A game designer received the threat of a lawsuit for his digital replica of a subway station over of security concerns for the station and potential copyright infringement in the subway maps.
The game, Counter Strike: Global Offensive, is created by Valve Corporation and uses open source software that allows its users to create their own level, or “scene”, for the game. Diego Liatis and Frederic Denis, independent game designers from Montreal, Canada, spent nine months creating a new scene for the game. The level design was for a major Montreal game competition taking place March 1st, 2nd, and 3rd of this year. Liatis and Denis’s scene was a replica of the Berri-UQAM subway station in Montreal, recreated with the help of the Montreal transit authority. However, close to the completion of his level for the game, Liatis received a cease-and-desist letter from the Montreal transit authority telling him not to publish the scene and that they would pursue legal action if it went public.

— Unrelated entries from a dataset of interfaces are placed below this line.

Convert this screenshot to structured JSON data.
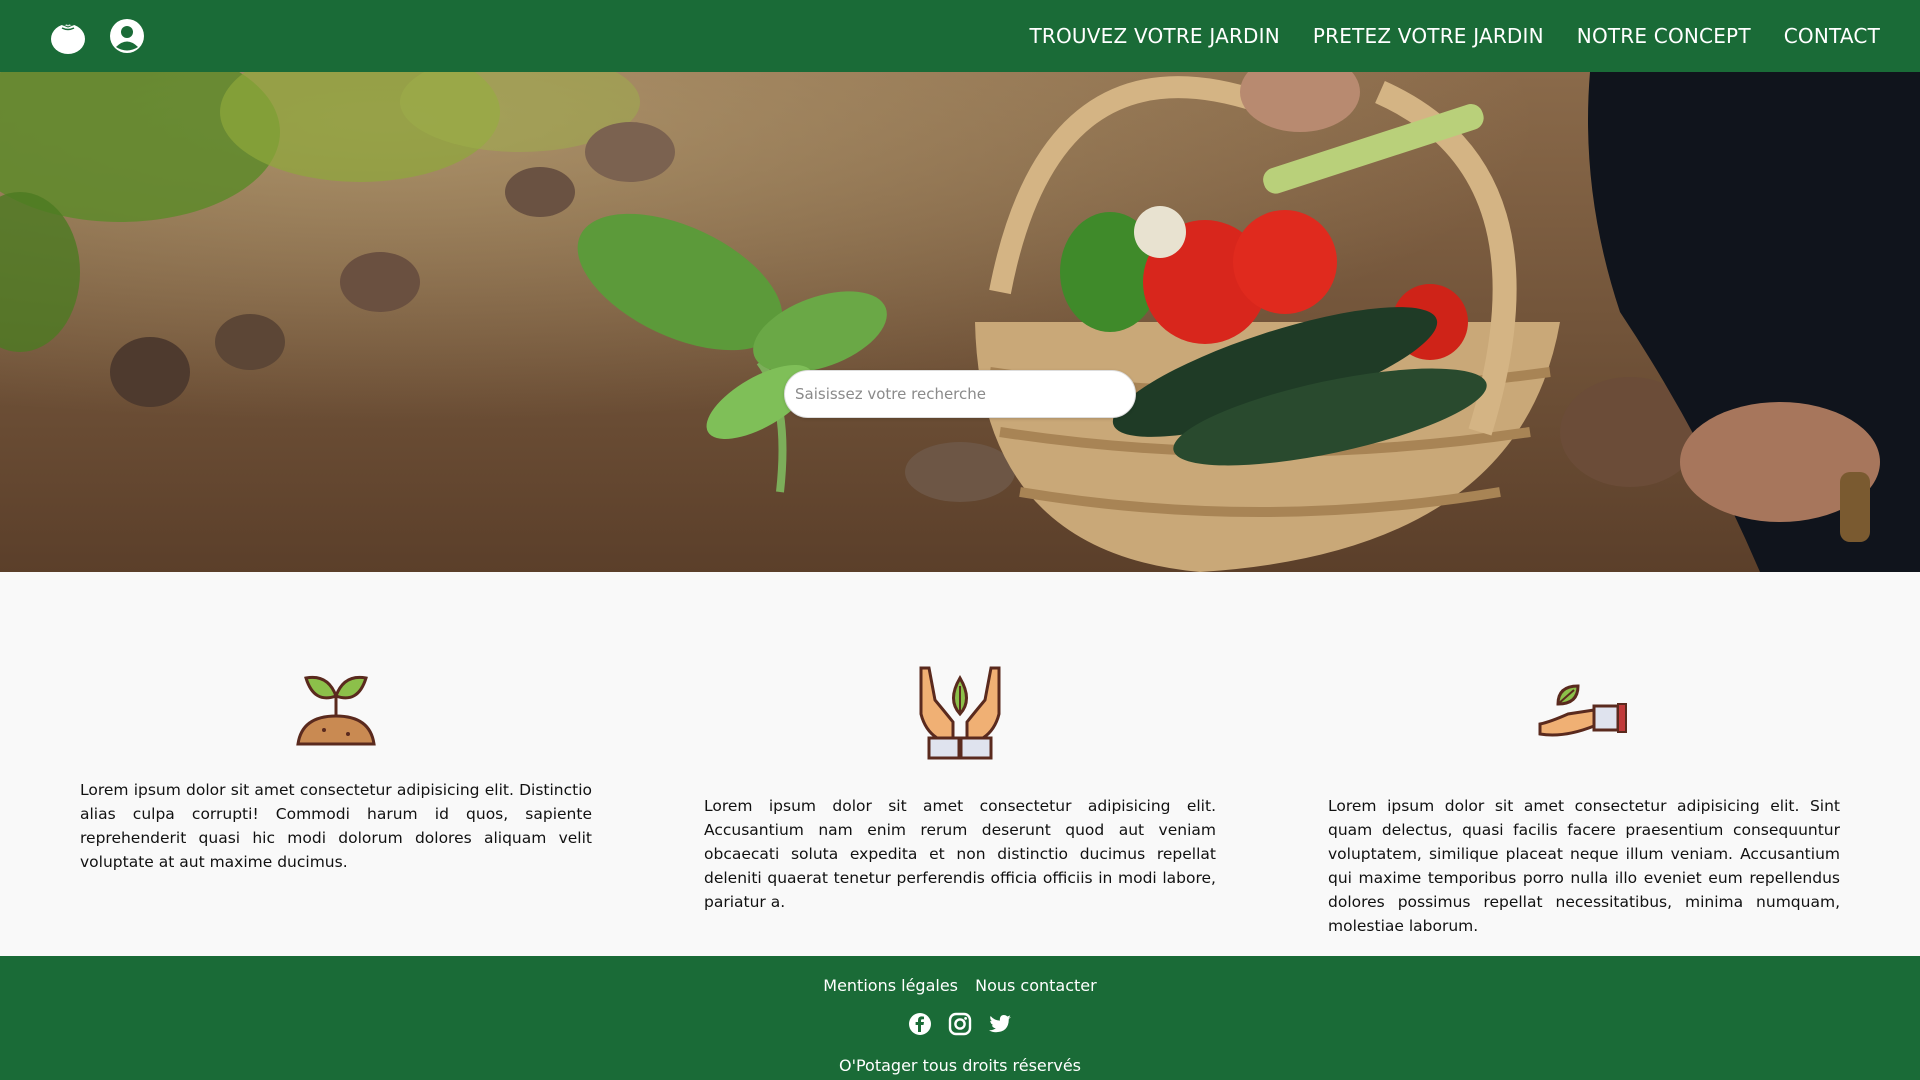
{
  "header": {
    "logo_icon": "tomato-icon",
    "account_icon": "user-circle-icon",
    "nav": [
      {
        "label": "TROUVEZ VOTRE JARDIN"
      },
      {
        "label": "PRETEZ VOTRE JARDIN"
      },
      {
        "label": "NOTRE CONCEPT"
      },
      {
        "label": "CONTACT"
      }
    ]
  },
  "hero": {
    "image": "vegetable-basket-garden-photo",
    "search_placeholder": "Saisissez votre recherche"
  },
  "features": [
    {
      "icon": "sprout-icon",
      "text": "Lorem ipsum dolor sit amet consectetur adipisicing elit. Distinctio alias culpa corrupti! Commodi harum id quos, sapiente reprehenderit quasi hic modi dolorum dolores aliquam velit voluptate at aut maxime ducimus."
    },
    {
      "icon": "hands-leaf-icon",
      "text": "Lorem ipsum dolor sit amet consectetur adipisicing elit. Accusantium nam enim rerum deserunt quod aut veniam obcaecati soluta expedita et non distinctio ducimus repellat deleniti quaerat tenetur perferendis officia officiis in modi labore, pariatur a."
    },
    {
      "icon": "hand-leaf-icon",
      "text": "Lorem ipsum dolor sit amet consectetur adipisicing elit. Sint quam delectus, quasi facilis facere praesentium consequuntur voluptatem, similique placeat neque illum veniam. Accusantium qui maxime temporibus porro nulla illo eveniet eum repellendus dolores possimus repellat necessitatibus, minima numquam, molestiae laborum."
    }
  ],
  "footer": {
    "links": [
      {
        "label": "Mentions légales"
      },
      {
        "label": "Nous contacter"
      }
    ],
    "social": [
      "facebook-icon",
      "instagram-icon",
      "twitter-icon"
    ],
    "copyright": "O'Potager tous droits réservés"
  },
  "colors": {
    "brand_green": "#1a6b37",
    "background": "#f9f9f9"
  }
}
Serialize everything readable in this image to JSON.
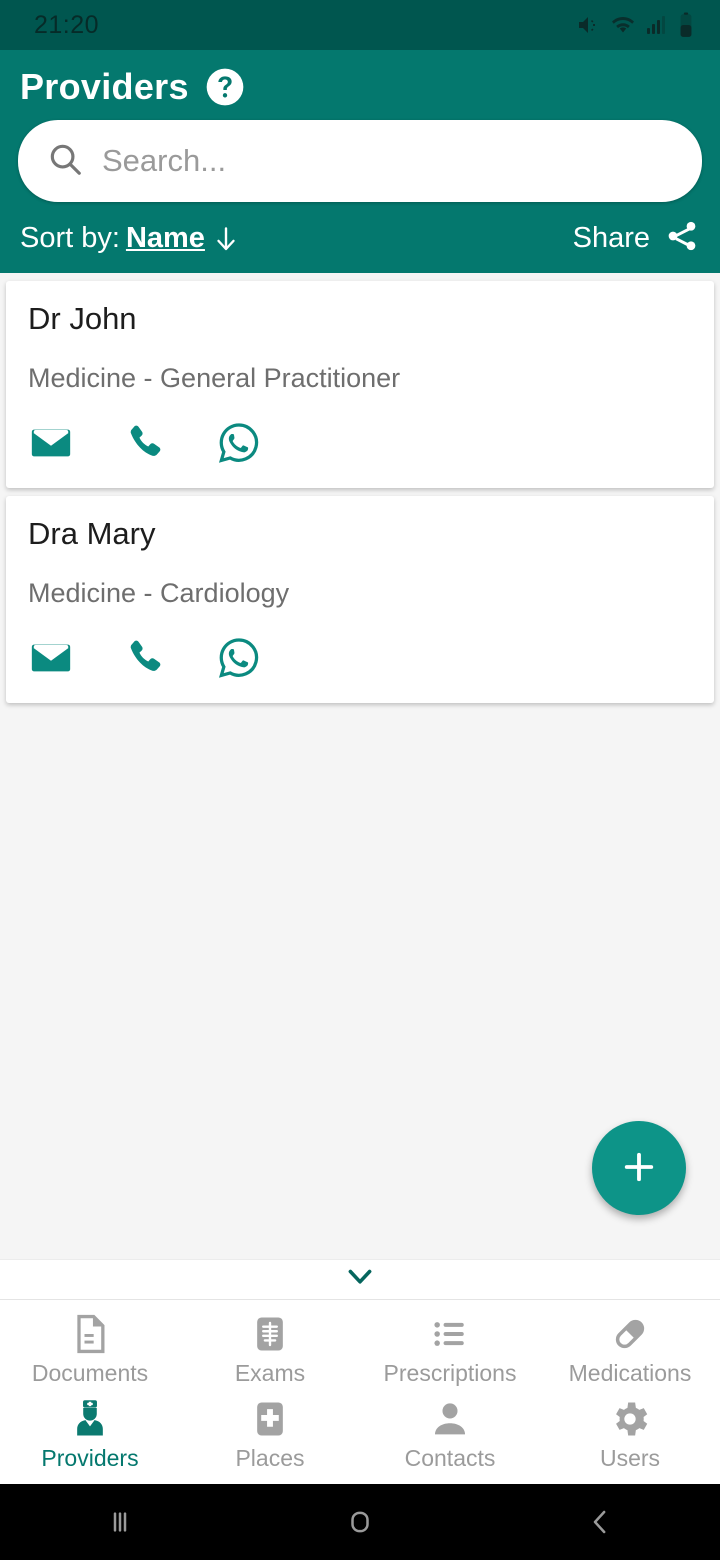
{
  "status_bar": {
    "time": "21:20",
    "icons": [
      "mute-vibrate-icon",
      "wifi-icon",
      "signal-icon",
      "battery-icon"
    ]
  },
  "app_bar": {
    "title": "Providers",
    "help_icon": "help-circle-icon",
    "search": {
      "placeholder": "Search...",
      "value": "",
      "icon": "search-icon"
    },
    "sort": {
      "label": "Sort by:",
      "value": "Name",
      "direction_icon": "arrow-down-icon"
    },
    "share": {
      "label": "Share",
      "icon": "share-icon"
    }
  },
  "colors": {
    "status_bar": "#00564f",
    "app_bar": "#04786e",
    "accent": "#0d9488",
    "background": "#f5f5f5",
    "card": "#ffffff",
    "nav_inactive": "#9b9b9b",
    "nav_active": "#04786e"
  },
  "providers": [
    {
      "name": "Dr John",
      "specialty": "Medicine - General Practitioner",
      "actions": [
        {
          "name": "email-icon"
        },
        {
          "name": "phone-icon"
        },
        {
          "name": "whatsapp-icon"
        }
      ]
    },
    {
      "name": "Dra Mary",
      "specialty": "Medicine - Cardiology",
      "actions": [
        {
          "name": "email-icon"
        },
        {
          "name": "phone-icon"
        },
        {
          "name": "whatsapp-icon"
        }
      ]
    }
  ],
  "fab": {
    "label": "+",
    "icon": "plus-icon"
  },
  "bottom_nav": {
    "collapse_icon": "chevron-down-icon",
    "row1": [
      {
        "label": "Documents",
        "icon": "document-icon",
        "active": false
      },
      {
        "label": "Exams",
        "icon": "exam-icon",
        "active": false
      },
      {
        "label": "Prescriptions",
        "icon": "prescription-list-icon",
        "active": false
      },
      {
        "label": "Medications",
        "icon": "pill-icon",
        "active": false
      }
    ],
    "row2": [
      {
        "label": "Providers",
        "icon": "doctor-icon",
        "active": true
      },
      {
        "label": "Places",
        "icon": "hospital-icon",
        "active": false
      },
      {
        "label": "Contacts",
        "icon": "person-icon",
        "active": false
      },
      {
        "label": "Users",
        "icon": "gear-icon",
        "active": false
      }
    ]
  },
  "android_nav": {
    "recents": "recents-icon",
    "home": "home-icon",
    "back": "back-icon"
  }
}
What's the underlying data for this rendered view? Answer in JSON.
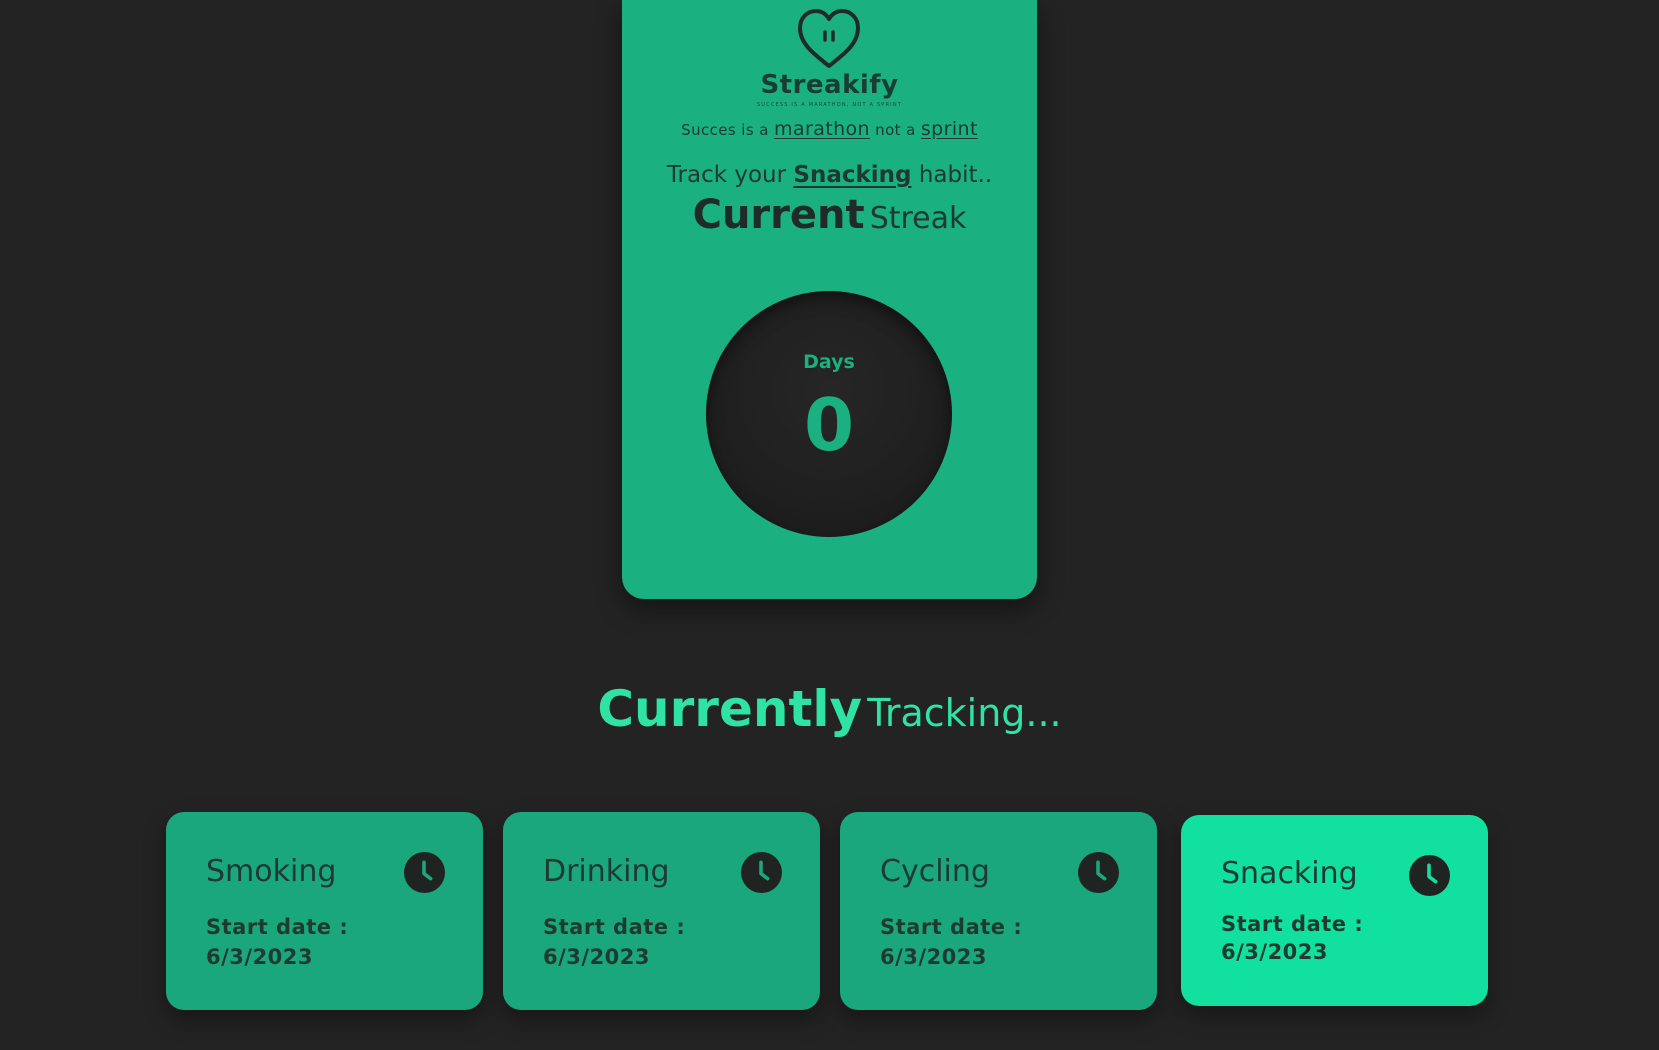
{
  "brand": {
    "name": "Streakify",
    "tagline": "SUCCESS IS A MARATHON, NOT A SPRINT"
  },
  "motto": {
    "prefix": "Succes is a",
    "word1": "marathon",
    "middle": "not a",
    "word2": "sprint"
  },
  "tracker": {
    "prefix": "Track your",
    "habit": "Snacking",
    "suffix": "habit.."
  },
  "streak": {
    "title_bold": "Current",
    "title_light": "Streak",
    "days_label": "Days",
    "days_value": "0"
  },
  "tracking": {
    "title_bold": "Currently",
    "title_light": "Tracking..."
  },
  "habits": [
    {
      "name": "Smoking",
      "date_label": "Start date :",
      "date": "6/3/2023",
      "active": false
    },
    {
      "name": "Drinking",
      "date_label": "Start date :",
      "date": "6/3/2023",
      "active": false
    },
    {
      "name": "Cycling",
      "date_label": "Start date :",
      "date": "6/3/2023",
      "active": false
    },
    {
      "name": "Snacking",
      "date_label": "Start date :",
      "date": "6/3/2023",
      "active": true
    }
  ],
  "icons": {
    "logo": "heart-face-icon",
    "habit": "clock-icon"
  },
  "colors": {
    "background": "#232323",
    "card": "#1ab07f",
    "habit_card": "#1aa77b",
    "habit_card_active": "#12e09f",
    "accent_text": "#2ee3a4",
    "dark": "#1f1f1f"
  }
}
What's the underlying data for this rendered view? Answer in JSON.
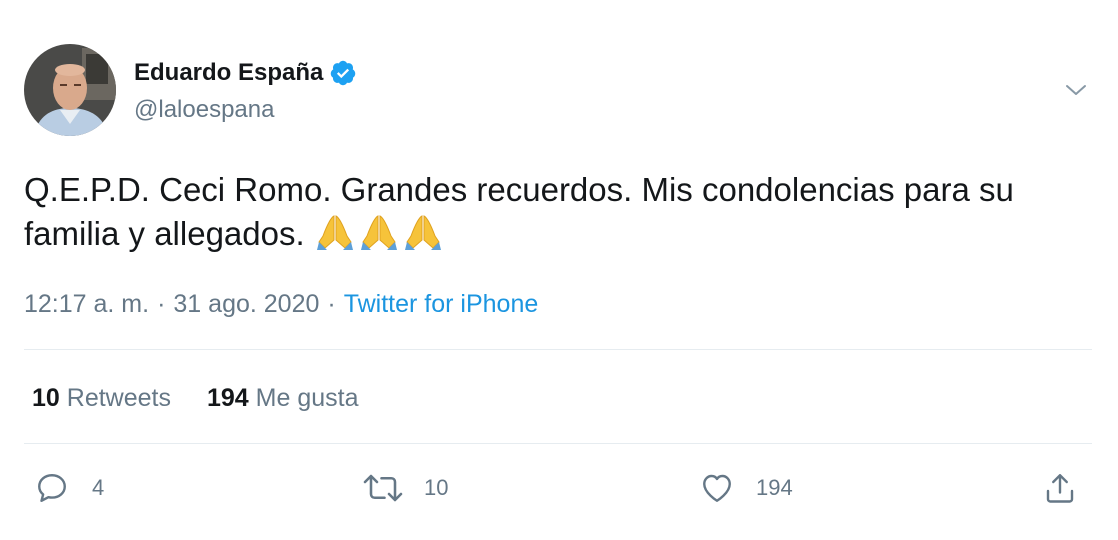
{
  "tweet": {
    "author": {
      "display_name": "Eduardo España",
      "handle": "@laloespana",
      "verified": true
    },
    "text": "Q.E.P.D. Ceci Romo. Grandes recuerdos. Mis condolencias para su familia y allegados.",
    "emojis": [
      "🙏",
      "🙏",
      "🙏"
    ],
    "time": "12:17 a. m.",
    "separator": "·",
    "date": "31 ago. 2020",
    "source": "Twitter for iPhone",
    "stats": {
      "retweets_count": "10",
      "retweets_label": "Retweets",
      "likes_count": "194",
      "likes_label": "Me gusta"
    },
    "actions": {
      "reply_count": "4",
      "retweet_count": "10",
      "like_count": "194"
    }
  },
  "colors": {
    "text_primary": "#14171a",
    "text_secondary": "#657786",
    "link": "#1b95e0",
    "verified": "#1da1f2",
    "divider": "#e6ecf0"
  },
  "icons": {
    "verified": "verified-badge-icon",
    "menu": "chevron-down-icon",
    "reply": "reply-icon",
    "retweet": "retweet-icon",
    "like": "heart-icon",
    "share": "share-icon",
    "emoji": "folded-hands-icon"
  }
}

The cease and desist letter threatens a lawsuit on two grounds. First, if the design gave away private footage of areas that unable to be seen by a normal commuter using the train, then that footage could possibly be used to cause harm to the station. Second, if the scene violated any intellectual property rights (e.g., copyrights and trademarks) of any company that may be advertising on the trains or in the station itself, then the letter states claims likely to succeed. However, the letter did not come from the company who owned the products in the advertisements. The letter came from the Montreal transit authority so the second grounds of the lawsuit would not apply . There is the possibility of a third issue involving train maps. The trains and train stations in Montreal have maps that are trademarked by the Montreal transit authorities.
All of these claims are weak. A major flaw in the claim that the depiction poses security risks is that the in-game scene does not depict anything a normal commuter is unable to see upon entering the station and thus the scene does not reveal any secrets. Because terrorist threats and activity are a current and vivid issue, a game depicting terrorist and weapons fighting in a known subway station may cause a panic. The panic may stem from commuters feeling that art may one day imitate life and that something terrible could happen in the train station similar to what the game depicts. Regardless, this is a video game and numerous companies depict real world areas in their games. Thus, this scene does not raise unique security risks or topics warranting the ban of a game’s scene.
The intellectual property issues discussed earlier are the stronger claims by the Montreal transit authority. Again, the developers may avoid them if they replace all signs and pictures with fictional maps and signs. Liatis alleges that during the nine months it took to create the level, he was in contact with the Montreal transit authority on the designs. This may be an implied license issue in favor of Liatis. An implied license refers to an unwritten license that permits a party (the licensee) to do something that would normally require the express permission of another party (the licensor). If the Montreal transit authority did help Liatis with his design, were aware of what he was doing, and gave him the impression they were comfortable with the use of the subway for nine months, Liatis may have an implied license. Liatis has not confirmed whether he plans to release his level to public yet.